> [Activity]: Going through the entries below, tally the lines that hold the word "selected" and state the result alone.

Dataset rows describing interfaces
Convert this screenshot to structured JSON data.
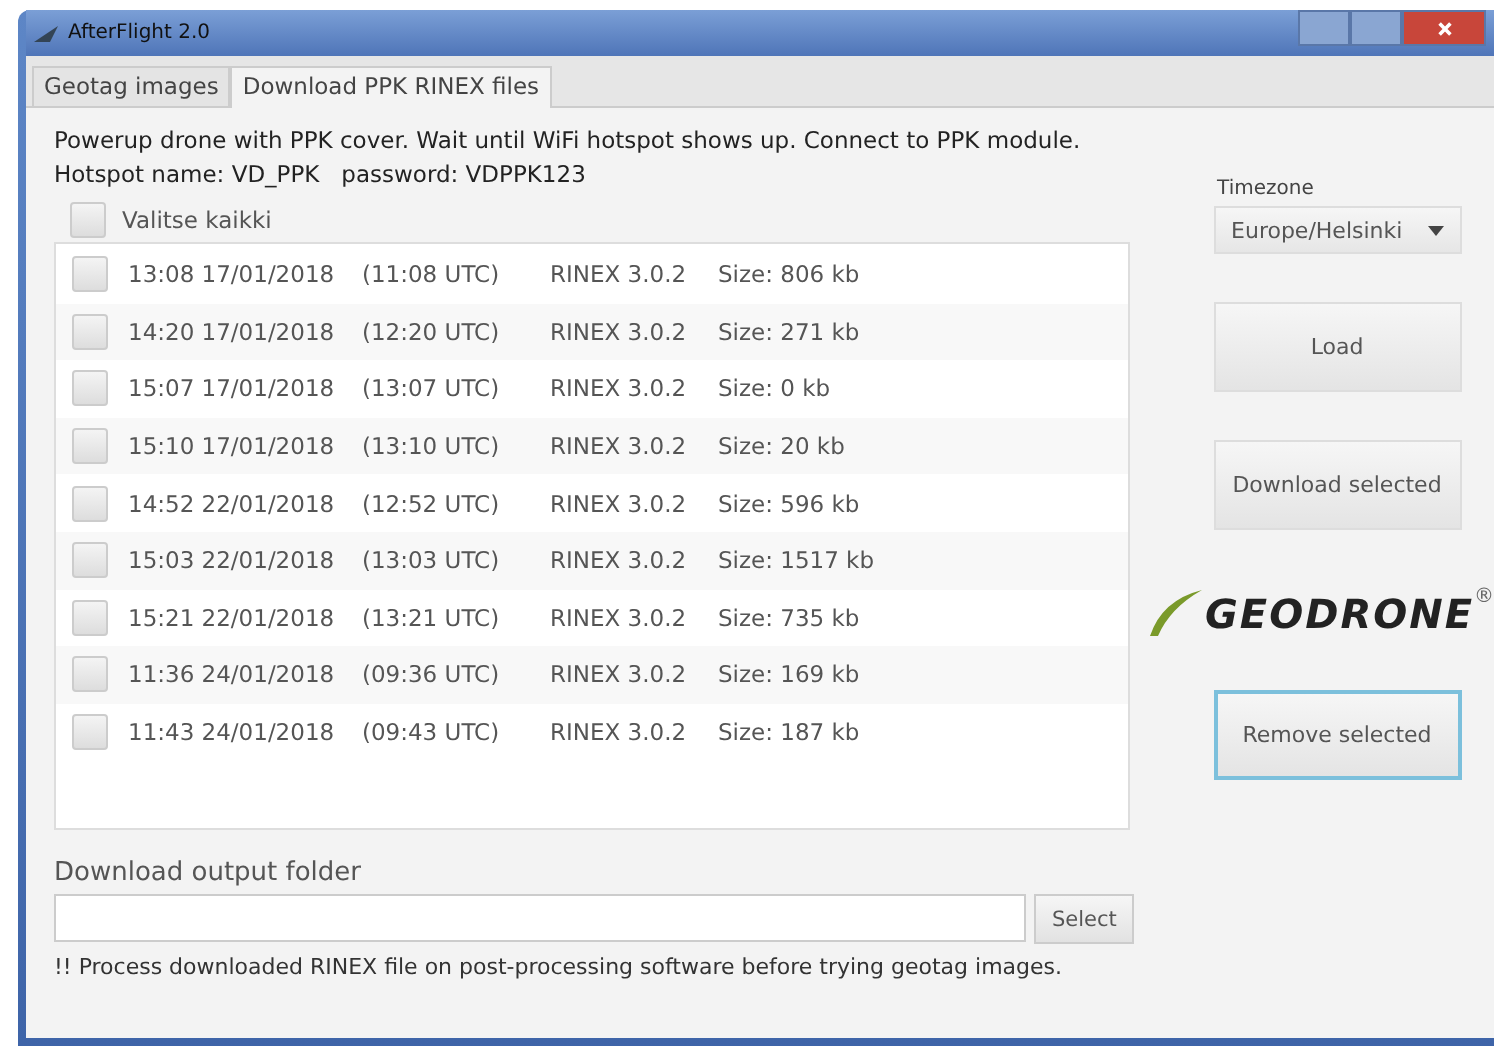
{
  "window": {
    "title": "AfterFlight 2.0"
  },
  "tabs": [
    {
      "label": "Geotag images",
      "selected": false
    },
    {
      "label": "Download PPK RINEX files",
      "selected": true
    }
  ],
  "instructions": [
    "Powerup drone with PPK cover. Wait until WiFi hotspot shows up. Connect to PPK module.",
    "Hotspot name: VD_PPK   password: VDPPK123"
  ],
  "select_all": {
    "label": "Valitse kaikki",
    "checked": false
  },
  "files": [
    {
      "local": "13:08 17/01/2018",
      "utc": "(11:08 UTC)",
      "format": "RINEX 3.0.2",
      "size": "Size: 806 kb",
      "checked": false
    },
    {
      "local": "14:20 17/01/2018",
      "utc": "(12:20 UTC)",
      "format": "RINEX 3.0.2",
      "size": "Size: 271 kb",
      "checked": false
    },
    {
      "local": "15:07 17/01/2018",
      "utc": "(13:07 UTC)",
      "format": "RINEX 3.0.2",
      "size": "Size: 0 kb",
      "checked": false
    },
    {
      "local": "15:10 17/01/2018",
      "utc": "(13:10 UTC)",
      "format": "RINEX 3.0.2",
      "size": "Size: 20 kb",
      "checked": false
    },
    {
      "local": "14:52 22/01/2018",
      "utc": "(12:52 UTC)",
      "format": "RINEX 3.0.2",
      "size": "Size: 596 kb",
      "checked": false
    },
    {
      "local": "15:03 22/01/2018",
      "utc": "(13:03 UTC)",
      "format": "RINEX 3.0.2",
      "size": "Size: 1517 kb",
      "checked": false
    },
    {
      "local": "15:21 22/01/2018",
      "utc": "(13:21 UTC)",
      "format": "RINEX 3.0.2",
      "size": "Size: 735 kb",
      "checked": false
    },
    {
      "local": "11:36 24/01/2018",
      "utc": "(09:36 UTC)",
      "format": "RINEX 3.0.2",
      "size": "Size: 169 kb",
      "checked": false
    },
    {
      "local": "11:43 24/01/2018",
      "utc": "(09:43 UTC)",
      "format": "RINEX 3.0.2",
      "size": "Size: 187 kb",
      "checked": false
    }
  ],
  "timezone": {
    "label": "Timezone",
    "value": "Europe/Helsinki"
  },
  "buttons": [
    {
      "label": "Load",
      "focused": false
    },
    {
      "label": "Download selected",
      "focused": false
    }
  ],
  "logo": {
    "text": "GEODRONE",
    "mark": "®"
  },
  "remove_button": {
    "label": "Remove selected",
    "focused": true
  },
  "output_folder": {
    "label": "Download output folder",
    "button": "Select"
  },
  "note": "!! Process downloaded RINEX file on post-processing software before trying geotag images."
}
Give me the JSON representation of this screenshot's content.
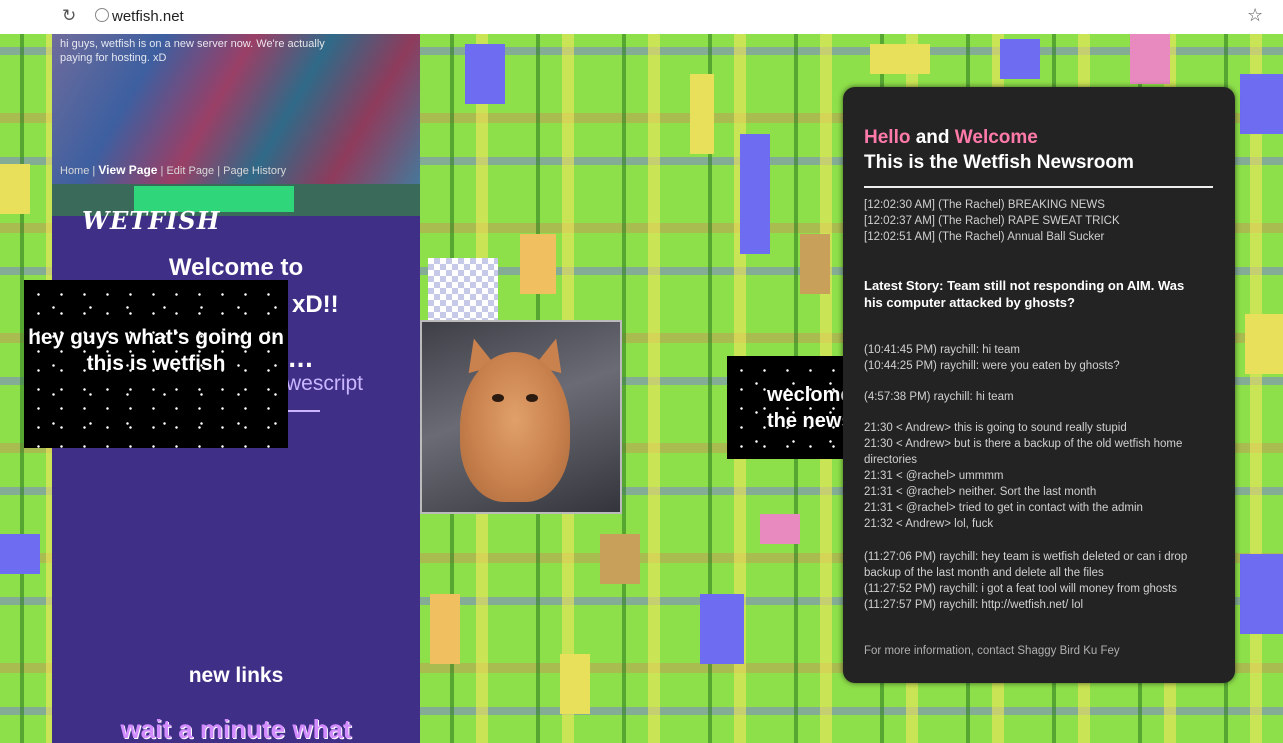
{
  "browser": {
    "url": "wetfish.net"
  },
  "left_column": {
    "banner_text": "hi guys, wetfish is on a new server now. We're actually paying for hosting. xD",
    "wiki_tabs": {
      "home": "Home",
      "view": "View Page",
      "rest": "Edit Page | Page History"
    },
    "logo_text": "WETFISH",
    "welcome_line1": "Welcome to",
    "welcome_xd": "xD!!",
    "ellipsis": "...",
    "wescript": "wescript",
    "new_links": "new links",
    "wait": "wait a minute what"
  },
  "sparkle_box_1": {
    "text": "hey guys what's going on this is wetfish"
  },
  "sparkle_box_2": {
    "line1": "weclome to",
    "line2": "the newsroom"
  },
  "newsroom": {
    "title_hello": "Hello",
    "title_and": " and ",
    "title_welcome": "Welcome",
    "title_line2": "This is the Wetfish Newsroom",
    "breaking": [
      "[12:02:30 AM] (The Rachel) BREAKING NEWS",
      "[12:02:37 AM] (The Rachel) RAPE SWEAT TRICK",
      "[12:02:51 AM] (The Rachel) Annual Ball Sucker"
    ],
    "latest_story": "Latest Story: Team still not responding on AIM. Was his computer attacked by ghosts?",
    "chat_a": [
      "(10:41:45 PM) raychill: hi team",
      "(10:44:25 PM) raychill: were you eaten by ghosts?"
    ],
    "chat_b": [
      "(4:57:38 PM) raychill: hi team"
    ],
    "chat_c": [
      "21:30 < Andrew> this is going to sound really stupid",
      "21:30 < Andrew> but is there a backup of the old wetfish home directories",
      "21:31 < @rachel> ummmm",
      "21:31 < @rachel> neither. Sort the last month",
      "21:31 < @rachel> tried to get in contact with the admin",
      "21:32 < Andrew> lol, fuck"
    ],
    "chat_d": [
      "(11:27:06 PM) raychill: hey team is wetfish deleted or can i drop backup of the last month and delete all the files",
      "(11:27:52 PM) raychill: i got a feat tool will money from ghosts",
      "(11:27:57 PM) raychill: http://wetfish.net/ lol"
    ],
    "footer": "For more information, contact Shaggy Bird Ku Fey"
  }
}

> [Written response]: 4